2. TURRITIS, Dillon. Tower Mustard. (Lat. turritis, turreted; from the pyramidal form of the plant.) Sepals erect, converging; silique long, linear, 2-edged; valves plain, 1-veined; seeds in a double row (margined in one species) (0=). - Fls. white or rose-colored. Stem lvs. mostly sagittate-clasping.
1 T. glabra L. Fls. (cream-white) erect; siliques long (3'), strictly erect; stem-lvs. ovate lanceolate.- In rocky fields about New Haven (Eaton) and Can. Glabrous. St. round, simple, 1 1/2f high. Radical-lvs. petiolate, dentate; cauline arrow-shaped and half-clasping at base, smooth, glaucous and entire. Siliques straight and very narrow. May. § Eur.
2 T. stricta Graham. Fls. (rose-white) erect; silique long (3'), erect, finally ascending, stem-lvs. linear-lanceolate.- On rocks, N. Y. (rare), W. to Or. Plant glabrous. St. straight, erect, simple, 1 - 2f high. Root-lvs. spatulate, remotely denticulate; stem-lvs. arrow shaped, clasping, erect, nearly entire. Rac. terminal, elongated in fruit. May.
3 T. brachycarpa Torr & Gr. Fls. (pale-purple) nodding; siliques shorter (1'), spreading. - Lake shores Mich. Glabrous and glaucous, often purplish. Stem 1 - 2f high.

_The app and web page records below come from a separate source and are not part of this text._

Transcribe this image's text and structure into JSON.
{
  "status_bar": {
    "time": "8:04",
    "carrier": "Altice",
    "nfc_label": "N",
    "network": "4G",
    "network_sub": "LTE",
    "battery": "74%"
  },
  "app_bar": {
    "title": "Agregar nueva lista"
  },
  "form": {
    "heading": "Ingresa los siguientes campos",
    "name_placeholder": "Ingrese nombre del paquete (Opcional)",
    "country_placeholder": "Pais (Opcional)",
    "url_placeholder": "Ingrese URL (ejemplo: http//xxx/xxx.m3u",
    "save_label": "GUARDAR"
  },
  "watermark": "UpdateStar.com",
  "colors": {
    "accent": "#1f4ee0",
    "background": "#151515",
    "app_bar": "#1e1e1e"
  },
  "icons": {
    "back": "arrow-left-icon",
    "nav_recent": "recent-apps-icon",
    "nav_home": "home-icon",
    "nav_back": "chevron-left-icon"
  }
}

Root-lvs. spatulate, dentate; cauline linear-lanceolate, sagittate and clasping. Fls. rather large.
3. IODANTHUS, Torr. & Gray. False Rocket. (Gr. iωδής violet-colored, avθoς, flower,) Calyx closed, shorter than the claws of the petals; silique linear, terete, veinless; seeds arranged in a single row in each cell (0 = ). - Glabrous, with violet-purple flowers in panicled racemes.
I. pinnatifida Torr & Gr. - Penn. to Ill., S. to Ark. St. slender, farrowed 2 - 3f high. Lvs. thin, sharply dentate, 3 - 5' long, 1/4 as wide, the lower often lyrate-pinnatifid, those of the stem lanceolate, acuminate, scarcely petiolate. Rac. terminal and axillary. Petals long-clawed, with an obovate border. Pods torulous, 15 - 20" long; sds. oblong, plano-convex. May, Jn.

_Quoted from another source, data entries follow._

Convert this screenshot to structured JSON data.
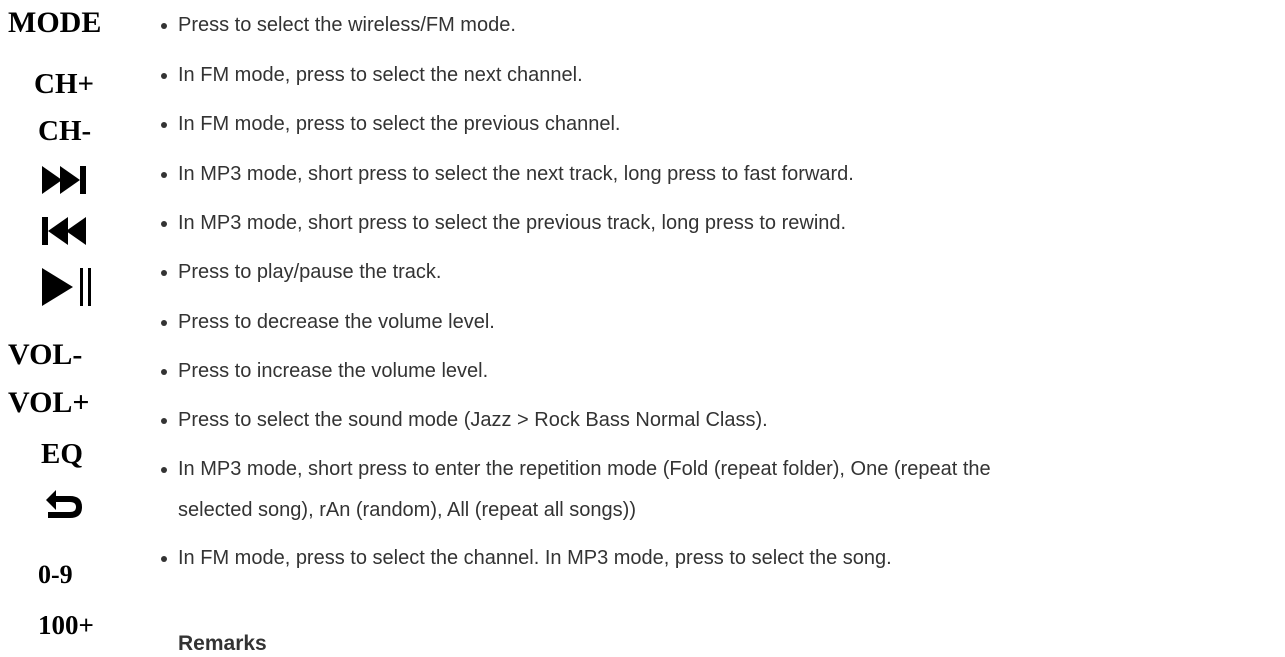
{
  "keys": {
    "mode": "MODE",
    "ch_plus": "CH+",
    "ch_minus": "CH-",
    "next_icon": "next-track-icon",
    "prev_icon": "previous-track-icon",
    "play_pause_icon": "play-pause-icon",
    "vol_minus": "VOL-",
    "vol_plus": "VOL+",
    "eq": "EQ",
    "return_icon": "return-icon",
    "digits": "0-9",
    "hundred_plus": "100+"
  },
  "descriptions": [
    "Press to select the wireless/FM mode.",
    "In FM mode, press to select the next channel.",
    "In FM mode, press to select the previous channel.",
    "In MP3 mode, short press to select the next track, long press to fast forward.",
    "In MP3 mode, short press to select the previous track, long press to rewind.",
    "Press to play/pause the track.",
    "Press to decrease the volume level.",
    "Press to increase the volume level.",
    "Press to select the sound mode (Jazz > Rock Bass Normal Class).",
    "In MP3 mode, short press to enter the repetition mode (Fold (repeat folder), One (repeat the",
    "selected song), rAn (random), All (repeat all songs))",
    "In FM mode, press to select the channel. In MP3 mode, press to select the song."
  ],
  "remarks_heading": "Remarks"
}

4. MATTHIOLA, R. Br. Stock. (In honor of P. A. Matthioli, physician to Ferdinand of Austria, and botanic author.) Calyx closed, 2 of the sepals gibbous at base; petals dilated; siliques terete; stigmas connivant, thickened or cornute at the back. - Herbaceous or shrubby, oriental plants, clothed with a hoary, stellate pubescence.

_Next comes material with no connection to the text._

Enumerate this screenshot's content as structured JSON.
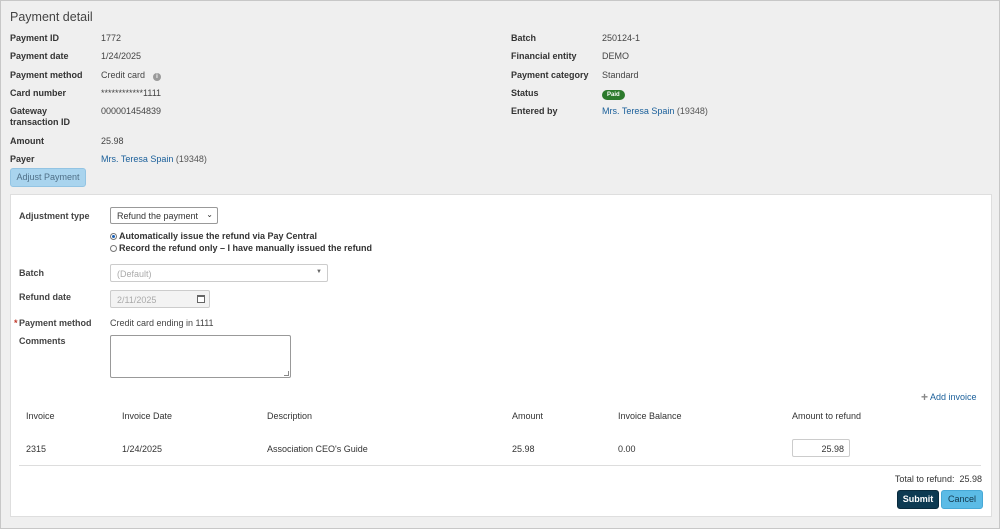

* Perennial or biennial. Stems herbaceous............................................
Nos. 1, 2.
* Perennial. Stems shrubby at base........................................................
Nos. 3, 4.
1 M. annuus R. Br. Ten weeks' stock. St. erect, branched; lvs. hoary-canescent, lanceolate, obtuse, subdentate; silique subcylindrical. - A fine garden flower from S. Europe. St. 2f high, and, with the leaves, covered with a soft, stellate pubescence. Fls. variegated. Jn. †
2 M. Graecus R. Br. Grecian Stock. St. erect, branched; lvs. lanceolate, glabrous; siliques somewhat compressed.- From Greece. Plant about 1f high, distinguished from the remainder of the genus by its smooth foliage. Fls. white, appearing all summer.†
3 M. incanus R. Br. Purple July Flower. St erect, branched; lvs.lance-olate, entire, hoary-canescent; siliques subcylindrical, truncate and compressed at apex. - One of the most popular flowers of the genus, native of England, etc. St 2f high. Fls. purple. - Several varieties are enumerated, as the double flowered, Brompton Stock, Brompton Queen. Jn.†
4 M. fenestralis R. Br. Erect, simple; lvs. crowded, recurved, undulate, downy; siliques downy, broadest at base.- From S. Europe. Plant 1f high. Fls. numerous, large, purple. Jl., Aug.†